[Opening EXERCISE DATA section]
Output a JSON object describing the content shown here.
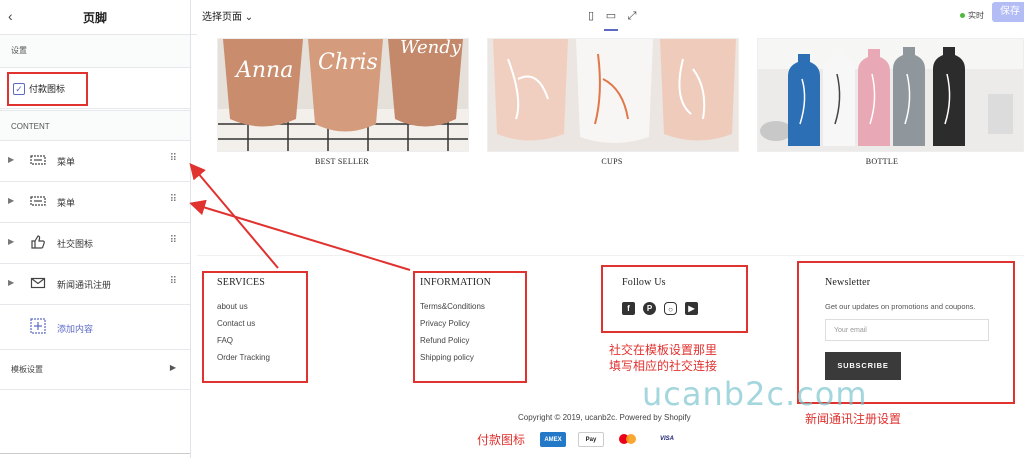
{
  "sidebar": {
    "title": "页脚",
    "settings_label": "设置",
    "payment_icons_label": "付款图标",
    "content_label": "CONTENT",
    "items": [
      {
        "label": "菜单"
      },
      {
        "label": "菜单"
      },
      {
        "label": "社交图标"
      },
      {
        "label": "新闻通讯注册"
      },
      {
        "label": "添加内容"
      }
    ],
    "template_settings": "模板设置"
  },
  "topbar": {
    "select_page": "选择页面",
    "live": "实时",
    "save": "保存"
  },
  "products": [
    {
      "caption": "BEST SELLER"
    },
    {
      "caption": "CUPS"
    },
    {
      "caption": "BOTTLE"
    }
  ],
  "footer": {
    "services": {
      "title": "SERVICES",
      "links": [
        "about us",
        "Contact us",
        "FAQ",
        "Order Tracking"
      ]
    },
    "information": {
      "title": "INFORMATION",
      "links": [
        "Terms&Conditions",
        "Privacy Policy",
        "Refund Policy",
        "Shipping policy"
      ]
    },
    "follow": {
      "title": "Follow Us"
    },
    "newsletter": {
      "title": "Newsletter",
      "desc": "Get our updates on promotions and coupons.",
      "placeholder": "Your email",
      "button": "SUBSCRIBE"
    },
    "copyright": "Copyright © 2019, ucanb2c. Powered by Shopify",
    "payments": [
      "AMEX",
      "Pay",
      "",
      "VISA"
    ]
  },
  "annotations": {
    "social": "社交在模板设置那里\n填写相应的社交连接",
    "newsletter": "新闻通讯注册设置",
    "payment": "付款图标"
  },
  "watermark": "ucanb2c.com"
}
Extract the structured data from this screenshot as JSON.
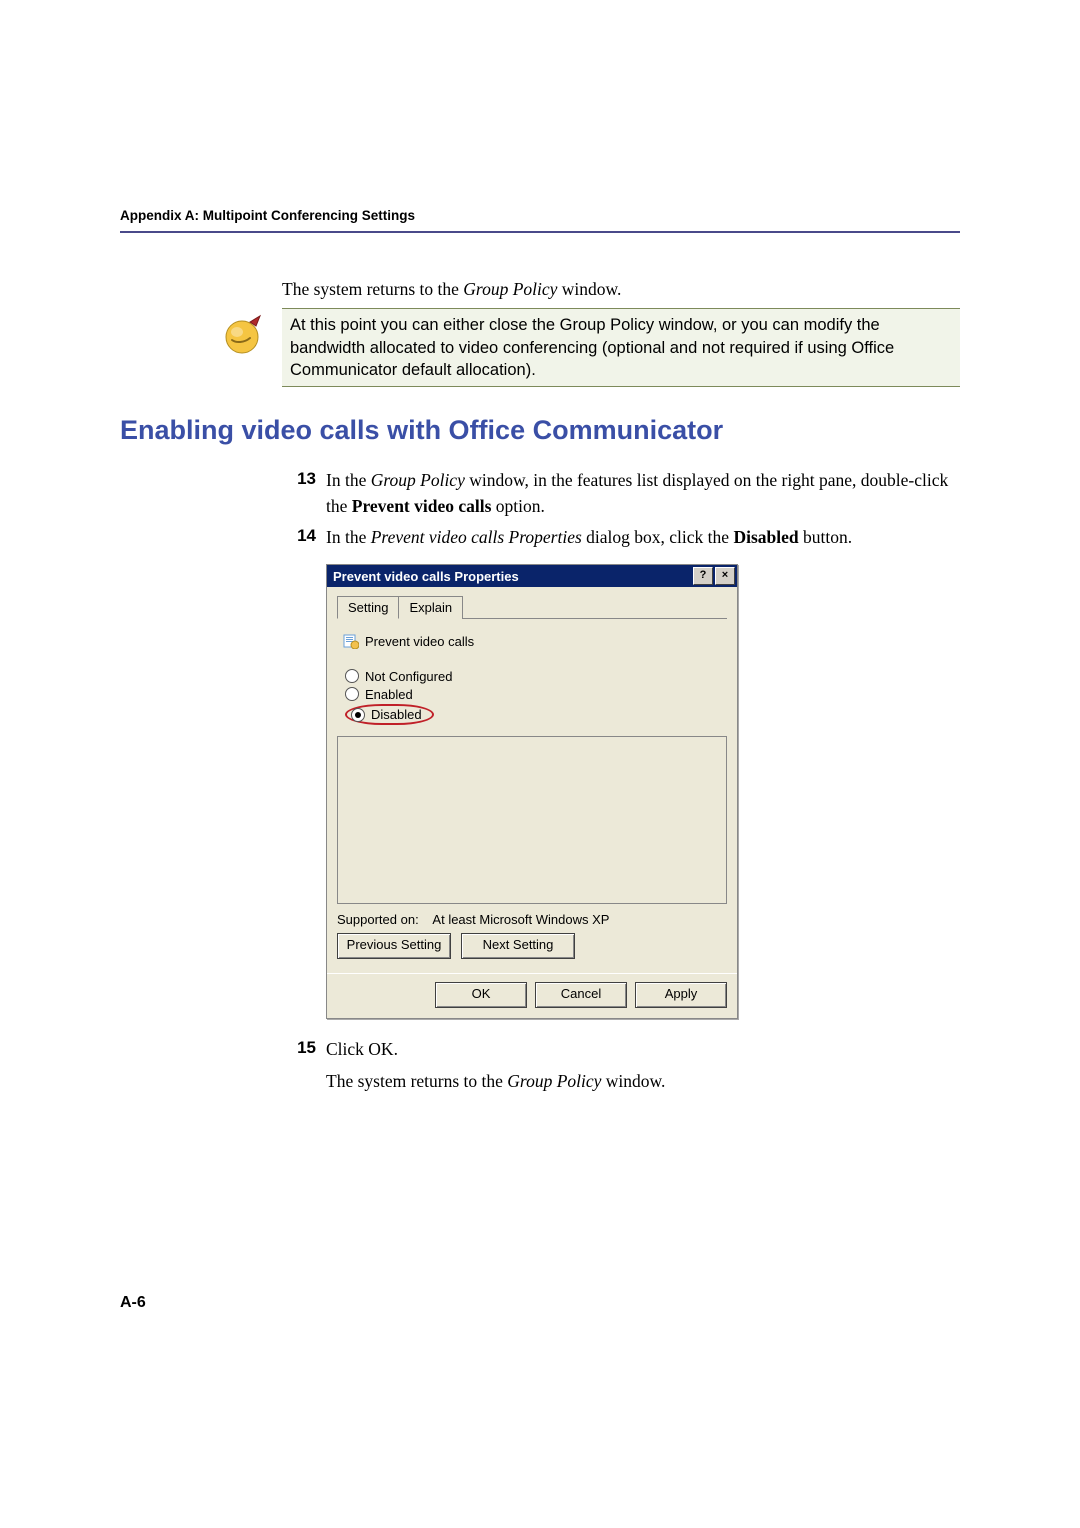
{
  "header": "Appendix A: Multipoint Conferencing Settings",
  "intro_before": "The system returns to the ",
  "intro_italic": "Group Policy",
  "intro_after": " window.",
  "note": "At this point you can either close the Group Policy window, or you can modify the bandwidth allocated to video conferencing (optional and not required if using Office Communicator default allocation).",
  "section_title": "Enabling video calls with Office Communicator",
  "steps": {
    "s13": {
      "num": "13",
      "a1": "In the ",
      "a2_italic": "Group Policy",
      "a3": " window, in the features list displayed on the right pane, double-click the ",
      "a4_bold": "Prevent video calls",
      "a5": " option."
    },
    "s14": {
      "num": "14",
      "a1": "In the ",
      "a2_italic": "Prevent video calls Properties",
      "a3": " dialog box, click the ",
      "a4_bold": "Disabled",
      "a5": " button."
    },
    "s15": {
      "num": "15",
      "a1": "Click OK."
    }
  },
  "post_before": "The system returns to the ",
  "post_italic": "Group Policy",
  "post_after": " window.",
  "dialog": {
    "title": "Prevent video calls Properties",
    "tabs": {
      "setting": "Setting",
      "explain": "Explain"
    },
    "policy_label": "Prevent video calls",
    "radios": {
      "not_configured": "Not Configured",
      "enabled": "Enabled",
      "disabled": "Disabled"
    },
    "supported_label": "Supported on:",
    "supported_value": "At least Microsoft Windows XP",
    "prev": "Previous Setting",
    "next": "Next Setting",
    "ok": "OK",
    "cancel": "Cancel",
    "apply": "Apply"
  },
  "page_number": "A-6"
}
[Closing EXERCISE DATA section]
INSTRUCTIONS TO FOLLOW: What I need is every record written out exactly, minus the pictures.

RESULT BELOW:
Output a JSON object describing the content shown here.
{
  "sidebar": {
    "title": "页脚",
    "settings_label": "设置",
    "payment_icons_label": "付款图标",
    "content_label": "CONTENT",
    "items": [
      {
        "label": "菜单"
      },
      {
        "label": "菜单"
      },
      {
        "label": "社交图标"
      },
      {
        "label": "新闻通讯注册"
      },
      {
        "label": "添加内容"
      }
    ],
    "template_settings": "模板设置"
  },
  "topbar": {
    "select_page": "选择页面",
    "live": "实时",
    "save": "保存"
  },
  "products": [
    {
      "caption": "BEST SELLER"
    },
    {
      "caption": "CUPS"
    },
    {
      "caption": "BOTTLE"
    }
  ],
  "footer": {
    "services": {
      "title": "SERVICES",
      "links": [
        "about us",
        "Contact us",
        "FAQ",
        "Order Tracking"
      ]
    },
    "information": {
      "title": "INFORMATION",
      "links": [
        "Terms&Conditions",
        "Privacy Policy",
        "Refund Policy",
        "Shipping policy"
      ]
    },
    "follow": {
      "title": "Follow Us"
    },
    "newsletter": {
      "title": "Newsletter",
      "desc": "Get our updates on promotions and coupons.",
      "placeholder": "Your email",
      "button": "SUBSCRIBE"
    },
    "copyright": "Copyright © 2019, ucanb2c. Powered by Shopify",
    "payments": [
      "AMEX",
      "Pay",
      "",
      "VISA"
    ]
  },
  "annotations": {
    "social": "社交在模板设置那里\n填写相应的社交连接",
    "newsletter": "新闻通讯注册设置",
    "payment": "付款图标"
  },
  "watermark": "ucanb2c.com"
}
Extract the structured data from this screenshot as JSON.
{
  "header": "Appendix A: Multipoint Conferencing Settings",
  "intro_before": "The system returns to the ",
  "intro_italic": "Group Policy",
  "intro_after": " window.",
  "note": "At this point you can either close the Group Policy window, or you can modify the bandwidth allocated to video conferencing (optional and not required if using Office Communicator default allocation).",
  "section_title": "Enabling video calls with Office Communicator",
  "steps": {
    "s13": {
      "num": "13",
      "a1": "In the ",
      "a2_italic": "Group Policy",
      "a3": " window, in the features list displayed on the right pane, double-click the ",
      "a4_bold": "Prevent video calls",
      "a5": " option."
    },
    "s14": {
      "num": "14",
      "a1": "In the ",
      "a2_italic": "Prevent video calls Properties",
      "a3": " dialog box, click the ",
      "a4_bold": "Disabled",
      "a5": " button."
    },
    "s15": {
      "num": "15",
      "a1": "Click OK."
    }
  },
  "post_before": "The system returns to the ",
  "post_italic": "Group Policy",
  "post_after": " window.",
  "dialog": {
    "title": "Prevent video calls Properties",
    "tabs": {
      "setting": "Setting",
      "explain": "Explain"
    },
    "policy_label": "Prevent video calls",
    "radios": {
      "not_configured": "Not Configured",
      "enabled": "Enabled",
      "disabled": "Disabled"
    },
    "supported_label": "Supported on:",
    "supported_value": "At least Microsoft Windows XP",
    "prev": "Previous Setting",
    "next": "Next Setting",
    "ok": "OK",
    "cancel": "Cancel",
    "apply": "Apply"
  },
  "page_number": "A-6"
}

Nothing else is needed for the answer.